Once I reached the highway, I got ready to land. I dumped the VG to give myself maximum maneuverability and unzipped my harness. Right around this time Keith called, saying that they could see some kind of dust being blown around to the west of us, and they couldn’t tell what it was, but it might indicate turbulence. I hollered back, “I’m at 1000 feet, and it sucks!”, and prepared to set the glider down. But now I could hear the vario, and I had definitely started going up. Oh, good grief! This did provide me with an opportunity, though, to head instead for the field in front of Jake’s old house, which might have cleaner air. As I got into position to set up a landing there, I got another bump of lift, and that was enough to get me to Ducky’s. That was the field that I really wanted (and where Jeff was headed) because it’s big and flat. Once I reached the near edge, I decided to do S-turns to burn off my extra altitude (I was still at about 500 feet AGL). They weren’t very serious turns, not anywhere near 90 degrees to my overall flight path, just slight heading changes, but looking at my GPS flight track, they stopped all forward progress and just got me lower. I stayed on the control bar on final to maintain as much speed as possible. At about 10 feet from the deck, the wind vanished, abruptly enough that it felt like it had just switched to a tailwind, and most of my airspeed was gone. I found myself close to trim, and I quickly rocked up and flared as best I could, ending up with a couple of steps, and set it down about 100 yards past where I would have been aiming for a spot landing in ideal conditions. Jeff came in right behind me and also landed well.
Sheesh! It sure felt good to be out of that air!
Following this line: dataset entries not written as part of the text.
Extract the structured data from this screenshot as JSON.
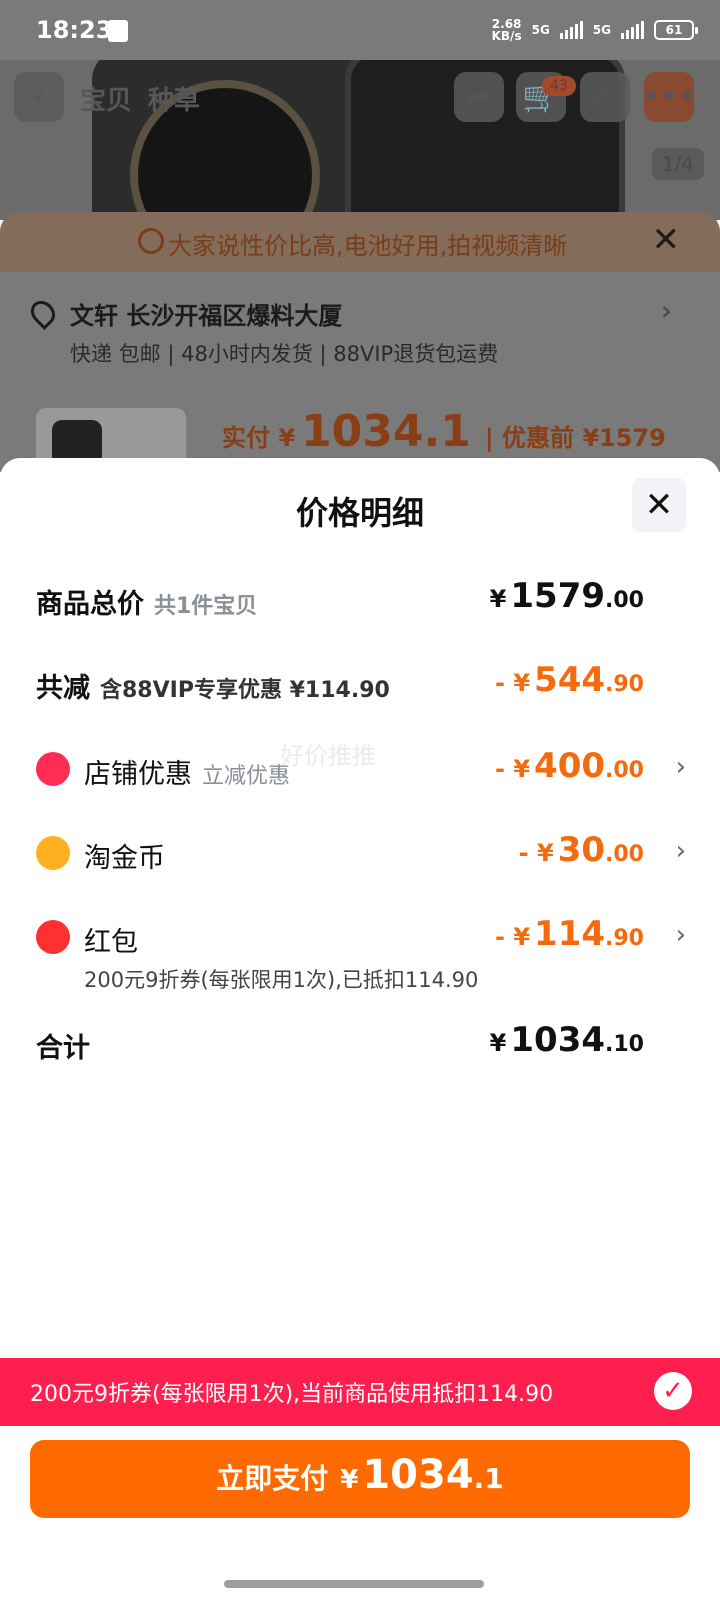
{
  "status_bar": {
    "time": "18:23",
    "net_speed_value": "2.68",
    "net_speed_unit": "KB/s",
    "sig1_label": "5G",
    "sig2_label": "5G",
    "battery": "61"
  },
  "background": {
    "tabs": [
      "宝贝",
      "种草"
    ],
    "cart_badge": "43",
    "page_indicator": "1/4",
    "tip_text": "大家说性价比高,电池好用,拍视频清晰",
    "address": "文轩 长沙开福区爆料大厦",
    "delivery_info": "快递 包邮 | 48小时内发货 | 88VIP退货包运费",
    "paid_label": "实付 ¥",
    "paid_amount": "1034.1",
    "original_price_label": "| 优惠前 ¥1579"
  },
  "sheet": {
    "title": "价格明细",
    "watermark": "好价推推",
    "rows": {
      "total": {
        "label": "商品总价",
        "sub": "共1件宝贝",
        "currency": "¥",
        "int": "1579",
        "dec": ".00"
      },
      "reduce": {
        "label": "共减",
        "sub": "含88VIP专享优惠 ¥114.90",
        "currency": "- ¥",
        "int": "544",
        "dec": ".90"
      },
      "shop": {
        "label": "店铺优惠",
        "sub": "立减优惠",
        "currency": "- ¥",
        "int": "400",
        "dec": ".00"
      },
      "coin": {
        "label": "淘金币",
        "currency": "- ¥",
        "int": "30",
        "dec": ".00"
      },
      "redpacket": {
        "label": "红包",
        "note": "200元9折券(每张限用1次),已抵扣114.90",
        "currency": "- ¥",
        "int": "114",
        "dec": ".90"
      },
      "sum": {
        "label": "合计",
        "currency": "¥",
        "int": "1034",
        "dec": ".10"
      }
    },
    "promo_text": "200元9折券(每张限用1次),当前商品使用抵扣114.90",
    "pay_button": {
      "label": "立即支付",
      "currency": "¥",
      "int": "1034",
      "dec": ".1"
    }
  },
  "colors": {
    "accent_orange": "#f46a0c",
    "pay_button": "#ff6a00",
    "promo_banner": "#ff1f4f",
    "shop_icon": "#ff2d55",
    "coin_icon": "#ffb020",
    "redpacket_icon": "#ff3030"
  },
  "icons": {
    "back": "chevron-left-icon",
    "share": "share-icon",
    "cart": "cart-icon",
    "favorite": "star-icon",
    "message": "message-icon",
    "tip": "chat-bubble-icon",
    "location": "location-pin-icon",
    "shop": "shop-icon",
    "coin": "coin-icon",
    "redpacket": "red-packet-icon",
    "check": "check-icon"
  }
}
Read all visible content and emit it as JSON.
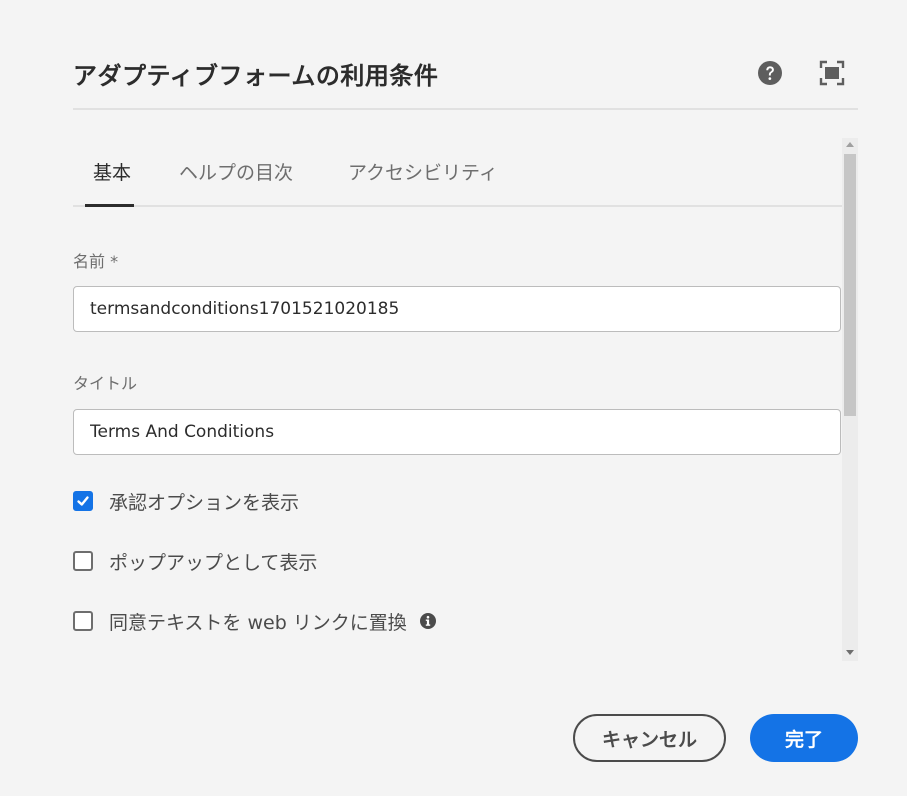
{
  "dialog": {
    "title": "アダプティブフォームの利用条件",
    "header_icons": [
      "help-icon",
      "fullscreen-icon"
    ]
  },
  "tabs": [
    {
      "label": "基本",
      "active": true
    },
    {
      "label": "ヘルプの目次",
      "active": false
    },
    {
      "label": "アクセシビリティ",
      "active": false
    }
  ],
  "fields": {
    "name": {
      "label": "名前 *",
      "value": "termsandconditions1701521020185"
    },
    "title": {
      "label": "タイトル",
      "value": "Terms And Conditions"
    }
  },
  "checkboxes": [
    {
      "label": "承認オプションを表示",
      "checked": true
    },
    {
      "label": "ポップアップとして表示",
      "checked": false
    },
    {
      "label": "同意テキストを web リンクに置換",
      "checked": false,
      "icon": "info-icon"
    }
  ],
  "buttons": {
    "cancel": "キャンセル",
    "done": "完了"
  },
  "colors": {
    "accent": "#1473e6",
    "background": "#f4f4f4"
  }
}
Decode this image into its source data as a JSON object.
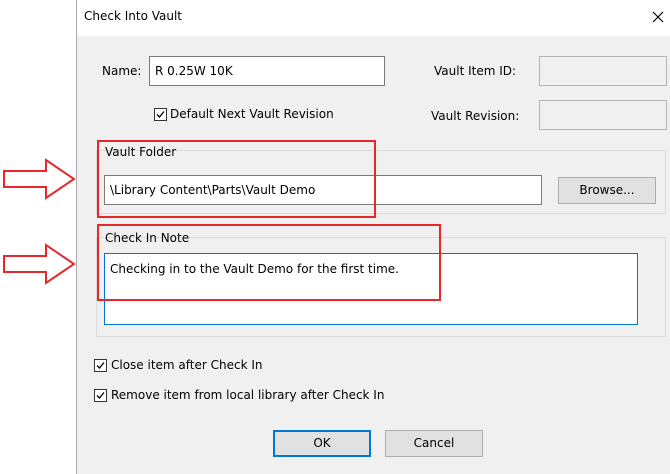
{
  "dialog": {
    "title": "Check Into Vault",
    "close_icon": "close-icon"
  },
  "form": {
    "name_label": "Name:",
    "name_value": "R 0.25W 10K",
    "vault_item_id_label": "Vault Item ID:",
    "vault_item_id_value": "",
    "default_next_revision_label": "Default Next Vault Revision",
    "default_next_revision_checked": true,
    "vault_revision_label": "Vault Revision:",
    "vault_revision_value": ""
  },
  "vault_folder": {
    "label": "Vault Folder",
    "path": "\\Library Content\\Parts\\Vault Demo",
    "browse_label": "Browse..."
  },
  "check_in_note": {
    "label": "Check In Note",
    "text": "Checking in to the Vault Demo for the first time."
  },
  "options": {
    "close_after_label": "Close item after Check In",
    "close_after_checked": true,
    "remove_from_library_label": "Remove item from local library after Check In",
    "remove_from_library_checked": true
  },
  "buttons": {
    "ok_label": "OK",
    "cancel_label": "Cancel"
  },
  "annotations": {
    "highlight_color": "#e8272c",
    "arrow_icon": "right-arrow-icon"
  }
}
So, I got my duration PR by a few minutes, and although my back was somewhat sore, it wasn’t as bad as it’s been on other long flights. Keith shot some nice video — my glider is the high aspect ratio one with the winglets.
flights: 1, airtime: 4:28